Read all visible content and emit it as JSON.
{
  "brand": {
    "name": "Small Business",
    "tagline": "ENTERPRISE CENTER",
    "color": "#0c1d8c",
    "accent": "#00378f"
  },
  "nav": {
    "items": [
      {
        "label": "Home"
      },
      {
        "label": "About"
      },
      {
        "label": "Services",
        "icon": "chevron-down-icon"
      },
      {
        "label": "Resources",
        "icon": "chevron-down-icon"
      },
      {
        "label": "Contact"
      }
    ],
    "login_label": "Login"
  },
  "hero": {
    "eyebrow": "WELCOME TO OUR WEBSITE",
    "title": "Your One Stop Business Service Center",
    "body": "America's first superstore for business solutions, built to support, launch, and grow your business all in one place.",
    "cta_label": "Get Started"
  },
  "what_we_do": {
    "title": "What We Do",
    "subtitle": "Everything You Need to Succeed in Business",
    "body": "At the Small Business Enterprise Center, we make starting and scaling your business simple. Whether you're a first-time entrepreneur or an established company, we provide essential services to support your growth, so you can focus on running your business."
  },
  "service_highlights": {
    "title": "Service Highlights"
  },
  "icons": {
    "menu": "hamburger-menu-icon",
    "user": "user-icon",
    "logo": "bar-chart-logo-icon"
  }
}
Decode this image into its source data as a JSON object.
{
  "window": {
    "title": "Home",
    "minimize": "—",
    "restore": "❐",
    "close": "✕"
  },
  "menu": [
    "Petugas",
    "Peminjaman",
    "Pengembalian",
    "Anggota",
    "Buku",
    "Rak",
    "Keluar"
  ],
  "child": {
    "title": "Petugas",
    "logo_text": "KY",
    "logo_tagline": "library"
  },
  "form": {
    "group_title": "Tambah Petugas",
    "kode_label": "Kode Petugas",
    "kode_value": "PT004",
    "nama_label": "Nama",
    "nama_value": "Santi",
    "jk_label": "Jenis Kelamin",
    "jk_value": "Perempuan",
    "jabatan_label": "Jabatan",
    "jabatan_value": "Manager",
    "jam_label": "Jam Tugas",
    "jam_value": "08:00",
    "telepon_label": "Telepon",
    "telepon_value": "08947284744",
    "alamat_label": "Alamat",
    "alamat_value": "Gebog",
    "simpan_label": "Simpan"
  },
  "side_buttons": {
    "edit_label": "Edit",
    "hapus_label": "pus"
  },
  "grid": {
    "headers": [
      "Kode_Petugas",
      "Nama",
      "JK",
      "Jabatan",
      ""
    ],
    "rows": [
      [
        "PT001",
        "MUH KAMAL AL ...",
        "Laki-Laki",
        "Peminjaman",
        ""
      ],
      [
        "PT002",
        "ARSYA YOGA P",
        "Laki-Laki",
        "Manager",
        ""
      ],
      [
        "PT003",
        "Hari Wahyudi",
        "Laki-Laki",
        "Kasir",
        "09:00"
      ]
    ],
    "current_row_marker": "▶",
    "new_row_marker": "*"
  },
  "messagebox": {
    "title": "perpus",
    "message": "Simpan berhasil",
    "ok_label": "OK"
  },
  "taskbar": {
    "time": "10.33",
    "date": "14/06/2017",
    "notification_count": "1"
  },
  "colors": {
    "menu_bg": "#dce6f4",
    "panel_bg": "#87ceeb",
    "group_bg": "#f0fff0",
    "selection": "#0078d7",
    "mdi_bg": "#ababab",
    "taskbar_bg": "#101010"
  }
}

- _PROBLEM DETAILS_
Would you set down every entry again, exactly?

- _RESPONSE TO THE TASK_
Read all visible content and emit it as JSON.
{
  "brand": {
    "name": "Small Business",
    "tagline": "ENTERPRISE CENTER",
    "color": "#0c1d8c",
    "accent": "#00378f"
  },
  "nav": {
    "items": [
      {
        "label": "Home"
      },
      {
        "label": "About"
      },
      {
        "label": "Services",
        "icon": "chevron-down-icon"
      },
      {
        "label": "Resources",
        "icon": "chevron-down-icon"
      },
      {
        "label": "Contact"
      }
    ],
    "login_label": "Login"
  },
  "hero": {
    "eyebrow": "WELCOME TO OUR WEBSITE",
    "title": "Your One Stop Business Service Center",
    "body": "America's first superstore for business solutions, built to support, launch, and grow your business all in one place.",
    "cta_label": "Get Started"
  },
  "what_we_do": {
    "title": "What We Do",
    "subtitle": "Everything You Need to Succeed in Business",
    "body": "At the Small Business Enterprise Center, we make starting and scaling your business simple. Whether you're a first-time entrepreneur or an established company, we provide essential services to support your growth, so you can focus on running your business."
  },
  "service_highlights": {
    "title": "Service Highlights"
  },
  "icons": {
    "menu": "hamburger-menu-icon",
    "user": "user-icon",
    "logo": "bar-chart-logo-icon"
  }
}
Decode this image into its source data as a JSON object.
{
  "window": {
    "title": "Home",
    "minimize": "—",
    "restore": "❐",
    "close": "✕"
  },
  "menu": [
    "Petugas",
    "Peminjaman",
    "Pengembalian",
    "Anggota",
    "Buku",
    "Rak",
    "Keluar"
  ],
  "child": {
    "title": "Petugas",
    "logo_text": "KY",
    "logo_tagline": "library"
  },
  "form": {
    "group_title": "Tambah Petugas",
    "kode_label": "Kode Petugas",
    "kode_value": "PT004",
    "nama_label": "Nama",
    "nama_value": "Santi",
    "jk_label": "Jenis Kelamin",
    "jk_value": "Perempuan",
    "jabatan_label": "Jabatan",
    "jabatan_value": "Manager",
    "jam_label": "Jam Tugas",
    "jam_value": "08:00",
    "telepon_label": "Telepon",
    "telepon_value": "08947284744",
    "alamat_label": "Alamat",
    "alamat_value": "Gebog",
    "simpan_label": "Simpan"
  },
  "side_buttons": {
    "edit_label": "Edit",
    "hapus_label": "pus"
  },
  "grid": {
    "headers": [
      "Kode_Petugas",
      "Nama",
      "JK",
      "Jabatan",
      ""
    ],
    "rows": [
      [
        "PT001",
        "MUH KAMAL AL ...",
        "Laki-Laki",
        "Peminjaman",
        ""
      ],
      [
        "PT002",
        "ARSYA YOGA P",
        "Laki-Laki",
        "Manager",
        ""
      ],
      [
        "PT003",
        "Hari Wahyudi",
        "Laki-Laki",
        "Kasir",
        "09:00"
      ]
    ],
    "current_row_marker": "▶",
    "new_row_marker": "*"
  },
  "messagebox": {
    "title": "perpus",
    "message": "Simpan berhasil",
    "ok_label": "OK"
  },
  "taskbar": {
    "time": "10.33",
    "date": "14/06/2017",
    "notification_count": "1"
  },
  "colors": {
    "menu_bg": "#dce6f4",
    "panel_bg": "#87ceeb",
    "group_bg": "#f0fff0",
    "selection": "#0078d7",
    "mdi_bg": "#ababab",
    "taskbar_bg": "#101010"
  }
}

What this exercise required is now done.